Tarak gets one of the best hero entrance scenes ever, and a quite impractical yet very impressive weapon of choice. The action scenes are crunching and generally humourless, with varying degrees of gore. And he really is delightful in the songs where he is the bumblebee of dance – it seems he shouldn’t be able to move like that but look at him go!
M.M Keeravani’s soundtrack has a dreary orphan song, some cheesy duets, and offers Tarak a range of opportunities to bust a move. It even includes that romantic Indian classic – Cotton Eye Joe!
But Simhadri has to participate in comedy disease shenanigans, and wear some very unpleasant headbands not suited to the hamster-cheeked gent. The obligatory scenes paying homage to the senior NTR are a little overdone, as well as suffering from early 2000s technical limitations. Seeing the younger actors try to leverage their family name while appeasing the inherited fan base and also create their own image is quite interesting to me.
The relationship between Simhadri and Indu is troubling given her childlike mentality. The portrayal is a little flirtatious or at least uses filmi romance visuals which is creepy. Even Simhadri’s family immediately assume she is a prostitute, despite her little girl braids and outfits. And I was appalled by her horrible neighbours. Orphanism isn’t contagious! But despite all this rich material, that renowned wet dishrag of an actress Bhumika uses at most
two three facial expressions. The relationship between Simhadri and Kasturi is equally perplexing, although for different reasons. Apparently the way to spark romance is to either scare a man or be scared in front of him. So dropping an ant down your bra and all the following shrieking and jiggling makes perfect sense then. I was kind of glad Ankitha is terrible in this as it would have been sad seeing a good actress enduring the stupidity of the script.
Despite his dubious interpretation of the female psyche, Rajamouli did win a few “you go girl!” points for casting Ramya Krishnan as an item girl.
I found it highly amusing that the song is pretty much along the theme of “do you want fries with that”. But seriously, I am so impressed she has managed such a long and varied career and has made some super films along the way.
The support cast is rich with talent and recognisable faces. Nasser is all reasonable and understanding until someone disagrees with him, then it is “my way or the highway”. He is a great foil for Tarak. Mukesh Rishi is vile and compelling as Bhai Sahib, the big bad gangster. Rahul Dev is slimy Nair, who sparks about an hour of graphic violence including rape and torturing children. Sharat Saxena is the ultimate useless policeman who abdicates all responsibility to the vigilantism of Simhadri. Bhanu Chander has a small but pivotal role that relies on him never making a sensible decision. All of these actors are good, but all their characters need at least one tight slap or maybe a whack with the fancy significant weapon.

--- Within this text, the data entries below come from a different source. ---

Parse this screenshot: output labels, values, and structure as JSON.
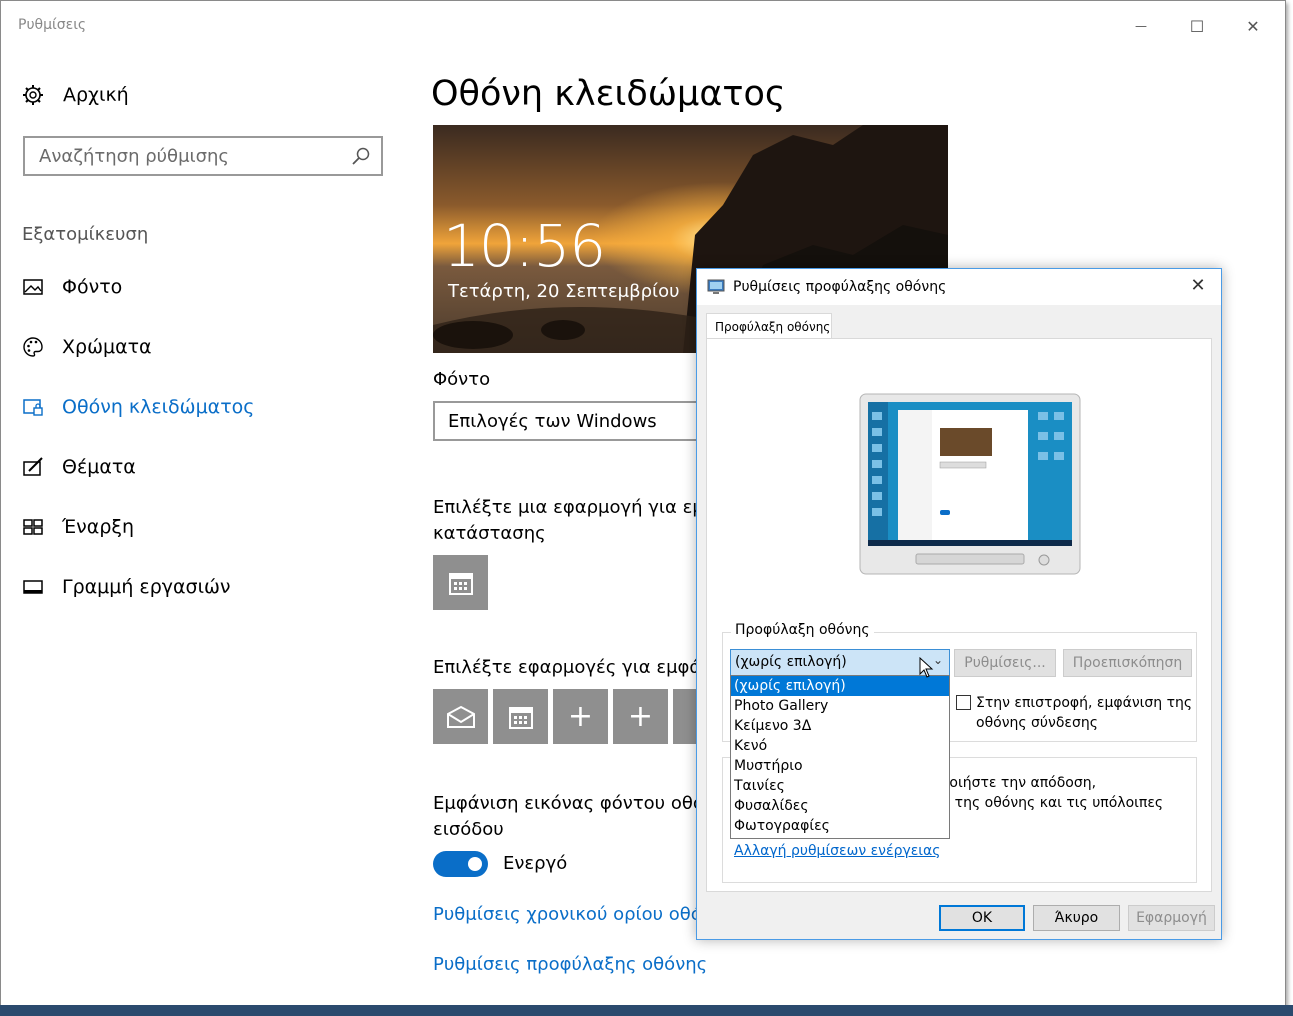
{
  "window": {
    "title": "Ρυθμίσεις",
    "controls": {
      "minimize": "—",
      "maximize": "☐",
      "close": "✕"
    }
  },
  "sidebar": {
    "home_label": "Αρχική",
    "search_placeholder": "Αναζήτηση ρύθμισης",
    "section": "Εξατομίκευση",
    "items": [
      {
        "label": "Φόντο",
        "icon": "picture-icon"
      },
      {
        "label": "Χρώματα",
        "icon": "palette-icon"
      },
      {
        "label": "Οθόνη κλειδώματος",
        "icon": "lock-screen-icon",
        "active": true
      },
      {
        "label": "Θέματα",
        "icon": "brush-icon"
      },
      {
        "label": "Έναρξη",
        "icon": "start-icon"
      },
      {
        "label": "Γραμμή εργασιών",
        "icon": "taskbar-icon"
      }
    ]
  },
  "main": {
    "title": "Οθόνη κλειδώματος",
    "preview": {
      "time": "10:56",
      "date": "Τετάρτη, 20 Σεπτεμβρίου"
    },
    "background_label": "Φόντο",
    "background_value": "Επιλογές των Windows",
    "detailed_status_line1": "Επιλέξτε μια εφαρμογή για εμφ",
    "detailed_status_line2": "κατάστασης",
    "quick_status_line": "Επιλέξτε εφαρμογές για εμφάνι",
    "signin_bg_line1": "Εμφάνιση εικόνας φόντου οθόν",
    "signin_bg_line2": "εισόδου",
    "toggle_label": "Ενεργό",
    "toggle_on": true,
    "link_timeout": "Ρυθμίσεις χρονικού ορίου οθόν",
    "link_screensaver": "Ρυθμίσεις προφύλαξης οθόνης",
    "tile_plus": "+"
  },
  "dialog": {
    "title": "Ρυθμίσεις προφύλαξης οθόνης",
    "close": "✕",
    "tab": "Προφύλαξη οθόνης",
    "group_label": "Προφύλαξη οθόνης",
    "selected": "(χωρίς επιλογή)",
    "settings_button": "Ρυθμίσεις...",
    "preview_button": "Προεπισκόπηση",
    "resume_line1": "Στην επιστροφή, εμφάνιση της",
    "resume_line2": "οθόνης σύνδεσης",
    "power_line1": "ποιήστε την απόδοση,",
    "power_line2": "α της οθόνης και τις υπόλοιπες",
    "power_link": "Αλλαγή ρυθμίσεων ενέργειας",
    "options": [
      "(χωρίς επιλογή)",
      "Photo Gallery",
      "Κείμενο 3Δ",
      "Κενό",
      "Μυστήριο",
      "Ταινίες",
      "Φυσαλίδες",
      "Φωτογραφίες"
    ],
    "ok": "OK",
    "cancel": "Άκυρο",
    "apply": "Εφαρμογή"
  }
}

You know I am close to despair when I can say truthfully that Brahmi and his character is one of the highlights. I also liked Rallapalli and Ragini as Indu’s carers, and Hema as the cheeky maid and confidante to Kasturi.
While the pace is a bit draggy, Rajamouli shines in the action sequences where he uses creative visuals to heighten the drama. Simhadri leaps over the threshold and is then seen landing on the road on a motorcycle. When Simhadri takes on Nair’s gang the fight is intercut with a religious festival, reinforcing that he is doing godly work and getting the adrenaline flowing. The final fight scene has Tarak moving at normal speed but the rowdies in slomo, which was an effective treatment compared with just speeding it all up.
There are some issues with the story, but this is not one to overthink the plot. I mean I can think of several other and better ways to solve the old “bomb in the suitcase” problem…but who wants the sensible masala version?
See this for all the mass tricks, a hero on his way to becoming a genuine star, and a director who backs himself to be playful with the big ticket elements. 3 ½ stars!